Please tally the lines in the data below that include the string "true", and reply with only the total.

* Items from an interface collection
--------------------------------

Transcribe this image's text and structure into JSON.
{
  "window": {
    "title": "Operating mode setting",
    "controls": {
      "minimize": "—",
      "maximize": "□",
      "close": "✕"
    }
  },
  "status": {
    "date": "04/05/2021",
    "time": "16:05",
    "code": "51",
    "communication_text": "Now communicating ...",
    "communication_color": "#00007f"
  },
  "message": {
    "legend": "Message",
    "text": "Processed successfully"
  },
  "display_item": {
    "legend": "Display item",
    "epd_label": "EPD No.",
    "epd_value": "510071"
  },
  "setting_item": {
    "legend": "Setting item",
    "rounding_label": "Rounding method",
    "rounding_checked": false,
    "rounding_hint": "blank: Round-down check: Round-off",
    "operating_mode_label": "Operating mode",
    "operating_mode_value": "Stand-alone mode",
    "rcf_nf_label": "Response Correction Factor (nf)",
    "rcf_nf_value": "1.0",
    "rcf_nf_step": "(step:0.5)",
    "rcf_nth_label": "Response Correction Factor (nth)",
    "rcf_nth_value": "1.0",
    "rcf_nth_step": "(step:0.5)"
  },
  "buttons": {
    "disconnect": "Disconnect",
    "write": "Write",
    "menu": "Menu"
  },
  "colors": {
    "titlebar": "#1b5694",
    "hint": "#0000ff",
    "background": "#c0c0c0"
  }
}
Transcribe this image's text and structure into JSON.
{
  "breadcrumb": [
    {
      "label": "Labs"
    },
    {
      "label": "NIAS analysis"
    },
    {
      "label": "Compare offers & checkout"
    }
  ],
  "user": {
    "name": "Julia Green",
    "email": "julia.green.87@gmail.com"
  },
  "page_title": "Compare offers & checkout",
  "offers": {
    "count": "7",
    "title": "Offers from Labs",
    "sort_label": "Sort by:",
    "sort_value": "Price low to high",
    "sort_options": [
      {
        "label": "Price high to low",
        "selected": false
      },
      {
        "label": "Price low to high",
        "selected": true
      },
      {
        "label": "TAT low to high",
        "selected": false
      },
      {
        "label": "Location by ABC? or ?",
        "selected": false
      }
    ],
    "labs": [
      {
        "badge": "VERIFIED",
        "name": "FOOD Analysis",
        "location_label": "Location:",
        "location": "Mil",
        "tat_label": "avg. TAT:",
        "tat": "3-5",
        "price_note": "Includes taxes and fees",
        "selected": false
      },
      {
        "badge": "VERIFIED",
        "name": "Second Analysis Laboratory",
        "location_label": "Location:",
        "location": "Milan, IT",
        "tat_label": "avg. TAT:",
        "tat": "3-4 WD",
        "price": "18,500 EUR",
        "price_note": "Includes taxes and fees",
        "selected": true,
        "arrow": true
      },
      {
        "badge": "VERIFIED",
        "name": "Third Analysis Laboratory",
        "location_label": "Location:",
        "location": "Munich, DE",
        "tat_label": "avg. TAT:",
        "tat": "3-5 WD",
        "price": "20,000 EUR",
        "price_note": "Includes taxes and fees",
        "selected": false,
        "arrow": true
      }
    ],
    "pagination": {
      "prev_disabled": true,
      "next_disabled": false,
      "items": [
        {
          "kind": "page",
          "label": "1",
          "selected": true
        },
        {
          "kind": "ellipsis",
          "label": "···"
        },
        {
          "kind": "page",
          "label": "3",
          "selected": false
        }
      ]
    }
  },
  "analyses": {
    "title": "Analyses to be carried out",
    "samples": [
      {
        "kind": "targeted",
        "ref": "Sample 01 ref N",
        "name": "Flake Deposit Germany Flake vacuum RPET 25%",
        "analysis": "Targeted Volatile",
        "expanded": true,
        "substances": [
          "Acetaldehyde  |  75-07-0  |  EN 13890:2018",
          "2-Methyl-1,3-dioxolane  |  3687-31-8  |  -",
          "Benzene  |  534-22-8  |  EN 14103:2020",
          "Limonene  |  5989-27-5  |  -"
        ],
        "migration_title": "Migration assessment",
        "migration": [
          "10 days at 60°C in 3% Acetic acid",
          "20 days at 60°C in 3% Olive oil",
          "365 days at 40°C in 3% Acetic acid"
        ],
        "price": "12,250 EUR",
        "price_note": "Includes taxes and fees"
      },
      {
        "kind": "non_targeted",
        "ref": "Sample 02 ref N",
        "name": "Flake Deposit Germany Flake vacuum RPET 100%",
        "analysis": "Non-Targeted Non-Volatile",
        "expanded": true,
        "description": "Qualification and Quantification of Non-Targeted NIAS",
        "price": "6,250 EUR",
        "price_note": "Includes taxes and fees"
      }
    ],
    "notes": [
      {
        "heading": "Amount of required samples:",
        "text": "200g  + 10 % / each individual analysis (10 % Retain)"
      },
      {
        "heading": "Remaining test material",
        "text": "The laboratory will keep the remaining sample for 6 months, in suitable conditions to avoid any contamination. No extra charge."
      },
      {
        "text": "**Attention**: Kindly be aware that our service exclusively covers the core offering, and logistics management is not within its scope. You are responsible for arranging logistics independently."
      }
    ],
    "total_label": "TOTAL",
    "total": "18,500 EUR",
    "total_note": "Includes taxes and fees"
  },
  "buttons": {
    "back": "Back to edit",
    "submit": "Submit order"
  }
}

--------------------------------

* Finished exercise
8